**MATERIAL TO PROCESS**
++++++++++

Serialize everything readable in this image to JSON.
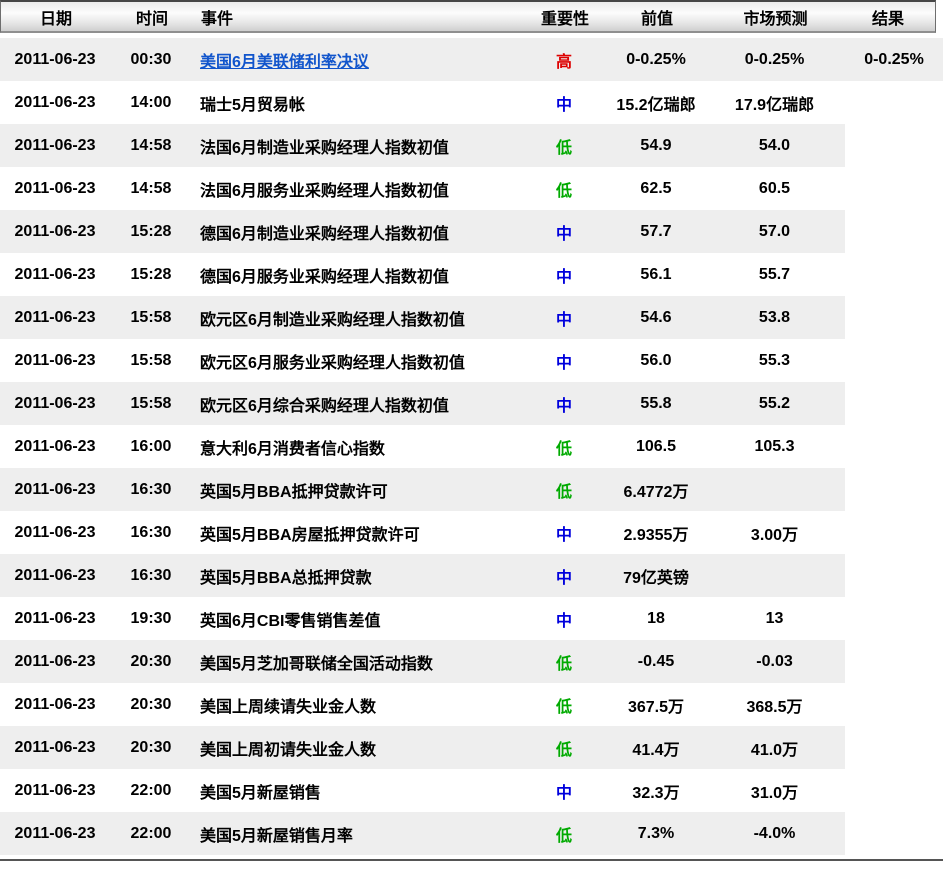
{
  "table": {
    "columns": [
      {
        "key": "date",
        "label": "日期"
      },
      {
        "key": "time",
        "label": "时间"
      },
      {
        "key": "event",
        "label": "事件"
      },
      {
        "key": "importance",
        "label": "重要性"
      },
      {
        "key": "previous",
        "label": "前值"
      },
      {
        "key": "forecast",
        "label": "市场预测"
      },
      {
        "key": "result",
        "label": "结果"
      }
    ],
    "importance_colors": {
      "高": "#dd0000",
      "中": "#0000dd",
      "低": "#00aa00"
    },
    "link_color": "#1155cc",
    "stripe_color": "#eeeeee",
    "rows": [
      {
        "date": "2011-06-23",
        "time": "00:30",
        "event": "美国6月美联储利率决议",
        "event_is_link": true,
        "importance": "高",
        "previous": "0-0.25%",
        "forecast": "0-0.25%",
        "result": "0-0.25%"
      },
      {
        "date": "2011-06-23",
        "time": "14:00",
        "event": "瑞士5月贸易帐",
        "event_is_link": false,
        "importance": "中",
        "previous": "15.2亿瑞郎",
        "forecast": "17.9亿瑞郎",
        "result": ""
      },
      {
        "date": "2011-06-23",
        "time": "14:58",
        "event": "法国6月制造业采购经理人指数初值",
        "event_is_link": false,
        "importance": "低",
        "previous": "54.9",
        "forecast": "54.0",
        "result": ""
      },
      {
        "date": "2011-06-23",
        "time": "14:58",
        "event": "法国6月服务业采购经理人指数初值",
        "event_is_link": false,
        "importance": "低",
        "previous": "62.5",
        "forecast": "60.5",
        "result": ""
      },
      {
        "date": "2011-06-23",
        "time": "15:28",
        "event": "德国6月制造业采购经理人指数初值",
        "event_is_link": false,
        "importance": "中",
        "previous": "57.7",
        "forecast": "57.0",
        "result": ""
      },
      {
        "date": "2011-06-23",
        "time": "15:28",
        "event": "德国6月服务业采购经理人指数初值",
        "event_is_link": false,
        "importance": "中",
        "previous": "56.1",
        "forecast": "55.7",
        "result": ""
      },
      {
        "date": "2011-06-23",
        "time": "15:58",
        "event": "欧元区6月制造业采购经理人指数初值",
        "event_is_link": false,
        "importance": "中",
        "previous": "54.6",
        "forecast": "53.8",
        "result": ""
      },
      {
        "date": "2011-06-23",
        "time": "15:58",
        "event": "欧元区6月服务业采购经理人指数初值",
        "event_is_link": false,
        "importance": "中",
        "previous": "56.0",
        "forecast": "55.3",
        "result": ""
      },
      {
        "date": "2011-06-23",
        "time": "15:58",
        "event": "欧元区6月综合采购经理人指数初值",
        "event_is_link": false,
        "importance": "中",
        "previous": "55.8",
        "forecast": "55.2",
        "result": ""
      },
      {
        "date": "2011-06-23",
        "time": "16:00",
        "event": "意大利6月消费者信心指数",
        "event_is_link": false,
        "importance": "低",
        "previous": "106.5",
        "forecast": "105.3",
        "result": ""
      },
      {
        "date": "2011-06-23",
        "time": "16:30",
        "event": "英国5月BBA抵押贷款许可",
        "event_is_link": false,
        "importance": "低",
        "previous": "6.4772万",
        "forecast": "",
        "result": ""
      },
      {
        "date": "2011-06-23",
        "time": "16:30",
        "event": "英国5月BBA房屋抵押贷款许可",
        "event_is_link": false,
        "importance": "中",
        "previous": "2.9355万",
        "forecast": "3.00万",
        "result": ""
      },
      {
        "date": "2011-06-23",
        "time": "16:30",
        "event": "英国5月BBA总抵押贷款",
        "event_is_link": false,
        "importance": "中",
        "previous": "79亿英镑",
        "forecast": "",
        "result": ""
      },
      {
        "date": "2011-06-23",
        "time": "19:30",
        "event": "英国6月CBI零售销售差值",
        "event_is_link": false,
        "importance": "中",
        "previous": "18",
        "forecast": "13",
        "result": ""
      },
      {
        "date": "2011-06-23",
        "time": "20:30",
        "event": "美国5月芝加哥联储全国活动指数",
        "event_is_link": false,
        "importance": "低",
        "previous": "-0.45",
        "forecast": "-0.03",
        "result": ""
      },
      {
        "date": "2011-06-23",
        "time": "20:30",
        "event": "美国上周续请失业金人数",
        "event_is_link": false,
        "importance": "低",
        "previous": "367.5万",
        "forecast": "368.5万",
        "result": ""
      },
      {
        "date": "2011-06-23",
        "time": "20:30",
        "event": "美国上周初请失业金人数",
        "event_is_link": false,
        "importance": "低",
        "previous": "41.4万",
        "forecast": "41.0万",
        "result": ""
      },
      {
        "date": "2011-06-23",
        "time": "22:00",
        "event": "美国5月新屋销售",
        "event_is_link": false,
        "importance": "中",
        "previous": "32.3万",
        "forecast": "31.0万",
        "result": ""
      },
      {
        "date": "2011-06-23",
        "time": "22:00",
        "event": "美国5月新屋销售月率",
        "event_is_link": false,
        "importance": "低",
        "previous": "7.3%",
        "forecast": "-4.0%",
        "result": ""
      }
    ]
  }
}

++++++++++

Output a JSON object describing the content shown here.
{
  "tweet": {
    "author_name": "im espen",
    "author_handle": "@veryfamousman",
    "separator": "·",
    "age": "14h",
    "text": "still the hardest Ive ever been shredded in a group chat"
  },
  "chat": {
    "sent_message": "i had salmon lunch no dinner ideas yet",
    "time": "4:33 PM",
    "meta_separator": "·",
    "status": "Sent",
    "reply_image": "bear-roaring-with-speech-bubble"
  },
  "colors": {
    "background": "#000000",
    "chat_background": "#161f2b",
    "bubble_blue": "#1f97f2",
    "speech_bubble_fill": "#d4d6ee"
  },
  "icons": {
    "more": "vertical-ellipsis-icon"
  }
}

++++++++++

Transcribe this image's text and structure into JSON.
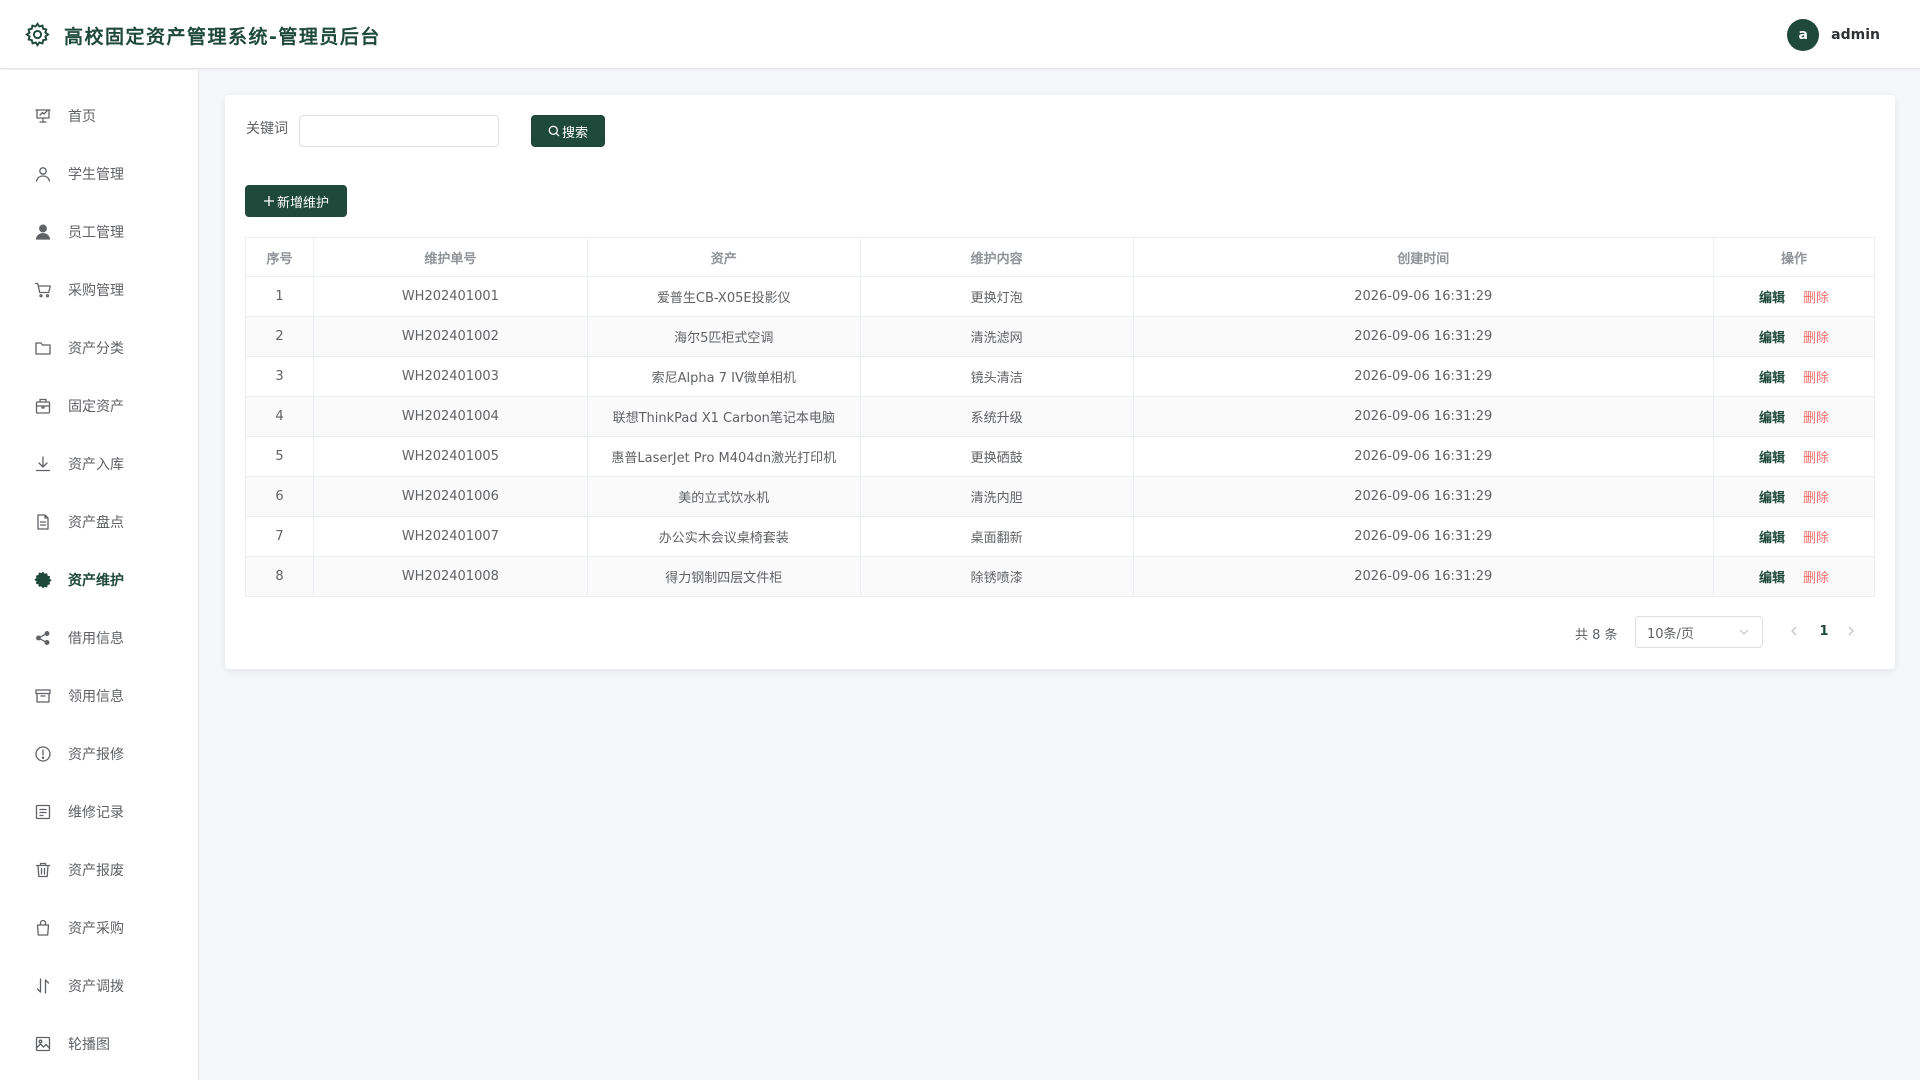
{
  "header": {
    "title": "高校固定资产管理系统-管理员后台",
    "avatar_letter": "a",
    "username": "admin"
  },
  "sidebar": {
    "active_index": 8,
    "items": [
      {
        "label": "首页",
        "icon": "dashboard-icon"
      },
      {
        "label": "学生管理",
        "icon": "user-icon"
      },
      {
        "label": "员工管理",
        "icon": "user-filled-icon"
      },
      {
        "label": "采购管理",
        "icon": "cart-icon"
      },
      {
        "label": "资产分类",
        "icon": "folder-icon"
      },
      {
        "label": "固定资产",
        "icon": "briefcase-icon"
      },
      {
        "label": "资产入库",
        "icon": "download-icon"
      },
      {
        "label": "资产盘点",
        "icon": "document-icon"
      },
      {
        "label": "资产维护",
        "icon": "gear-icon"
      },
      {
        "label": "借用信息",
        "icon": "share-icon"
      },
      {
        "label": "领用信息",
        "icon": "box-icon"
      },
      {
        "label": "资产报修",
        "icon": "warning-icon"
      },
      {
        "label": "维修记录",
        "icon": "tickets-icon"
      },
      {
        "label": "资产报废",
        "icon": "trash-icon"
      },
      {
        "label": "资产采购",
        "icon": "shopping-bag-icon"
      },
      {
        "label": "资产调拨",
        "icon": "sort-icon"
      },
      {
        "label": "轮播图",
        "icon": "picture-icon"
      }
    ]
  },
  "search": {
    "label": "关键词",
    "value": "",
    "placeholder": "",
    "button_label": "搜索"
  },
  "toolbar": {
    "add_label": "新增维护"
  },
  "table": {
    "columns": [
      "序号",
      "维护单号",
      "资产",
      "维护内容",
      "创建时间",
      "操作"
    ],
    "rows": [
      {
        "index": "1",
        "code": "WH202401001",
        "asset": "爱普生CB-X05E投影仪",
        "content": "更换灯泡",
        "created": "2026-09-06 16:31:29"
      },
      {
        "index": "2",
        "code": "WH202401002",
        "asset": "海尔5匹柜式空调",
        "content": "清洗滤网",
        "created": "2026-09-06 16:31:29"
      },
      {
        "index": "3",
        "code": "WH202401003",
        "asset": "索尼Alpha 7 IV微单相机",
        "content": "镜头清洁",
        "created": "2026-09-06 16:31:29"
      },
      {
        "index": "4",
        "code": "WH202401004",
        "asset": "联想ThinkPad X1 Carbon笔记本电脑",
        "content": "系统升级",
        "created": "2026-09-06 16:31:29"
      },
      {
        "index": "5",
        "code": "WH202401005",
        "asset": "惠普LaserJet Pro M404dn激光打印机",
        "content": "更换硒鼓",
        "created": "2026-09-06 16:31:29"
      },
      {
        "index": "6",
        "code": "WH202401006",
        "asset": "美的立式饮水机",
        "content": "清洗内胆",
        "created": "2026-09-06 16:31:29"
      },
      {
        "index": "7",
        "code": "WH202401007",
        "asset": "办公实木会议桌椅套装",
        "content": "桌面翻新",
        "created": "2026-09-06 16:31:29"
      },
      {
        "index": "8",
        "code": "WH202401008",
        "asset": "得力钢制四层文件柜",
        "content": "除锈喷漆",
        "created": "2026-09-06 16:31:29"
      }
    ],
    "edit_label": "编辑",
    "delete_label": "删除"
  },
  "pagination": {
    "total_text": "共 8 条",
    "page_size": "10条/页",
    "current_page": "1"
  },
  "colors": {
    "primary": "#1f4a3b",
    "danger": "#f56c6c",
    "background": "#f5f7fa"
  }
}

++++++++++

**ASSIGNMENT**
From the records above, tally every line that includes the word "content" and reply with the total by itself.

**ANSWER TO THE EXERCISE**
9